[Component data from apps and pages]

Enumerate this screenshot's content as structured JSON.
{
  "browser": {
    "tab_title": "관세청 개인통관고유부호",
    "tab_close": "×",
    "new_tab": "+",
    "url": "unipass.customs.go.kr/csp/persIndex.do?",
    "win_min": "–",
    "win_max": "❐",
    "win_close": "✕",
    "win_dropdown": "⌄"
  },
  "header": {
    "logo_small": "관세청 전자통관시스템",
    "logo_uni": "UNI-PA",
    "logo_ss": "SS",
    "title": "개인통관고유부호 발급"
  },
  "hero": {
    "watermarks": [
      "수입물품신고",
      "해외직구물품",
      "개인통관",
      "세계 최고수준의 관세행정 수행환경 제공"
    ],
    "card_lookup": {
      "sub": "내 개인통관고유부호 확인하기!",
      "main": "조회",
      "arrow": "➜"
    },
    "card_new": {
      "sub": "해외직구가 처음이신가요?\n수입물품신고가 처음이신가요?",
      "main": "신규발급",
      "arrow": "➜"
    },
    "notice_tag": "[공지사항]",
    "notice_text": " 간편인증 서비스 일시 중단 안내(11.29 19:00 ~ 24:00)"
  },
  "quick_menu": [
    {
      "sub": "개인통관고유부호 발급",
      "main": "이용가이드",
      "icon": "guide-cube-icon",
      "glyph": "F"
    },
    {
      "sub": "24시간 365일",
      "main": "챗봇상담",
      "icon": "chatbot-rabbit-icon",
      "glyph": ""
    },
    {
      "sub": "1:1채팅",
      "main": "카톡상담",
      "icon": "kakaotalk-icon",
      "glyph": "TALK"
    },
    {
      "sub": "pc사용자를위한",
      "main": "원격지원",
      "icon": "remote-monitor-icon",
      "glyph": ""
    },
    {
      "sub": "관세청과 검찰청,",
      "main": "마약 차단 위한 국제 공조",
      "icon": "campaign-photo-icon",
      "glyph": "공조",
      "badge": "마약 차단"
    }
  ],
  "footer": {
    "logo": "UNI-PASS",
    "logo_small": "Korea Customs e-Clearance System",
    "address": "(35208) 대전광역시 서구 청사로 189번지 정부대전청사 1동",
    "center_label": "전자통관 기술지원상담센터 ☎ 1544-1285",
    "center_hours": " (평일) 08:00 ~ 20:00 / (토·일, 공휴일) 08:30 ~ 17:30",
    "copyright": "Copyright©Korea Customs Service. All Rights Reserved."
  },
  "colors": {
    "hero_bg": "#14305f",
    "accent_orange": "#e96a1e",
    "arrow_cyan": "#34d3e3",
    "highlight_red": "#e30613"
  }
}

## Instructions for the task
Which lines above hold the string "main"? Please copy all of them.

## Task output
      "main": "조회",
      "main": "신규발급",
      "main": "이용가이드",
      "main": "챗봇상담",
      "main": "카톡상담",
      "main": "원격지원",
      "main": "마약 차단 위한 국제 공조",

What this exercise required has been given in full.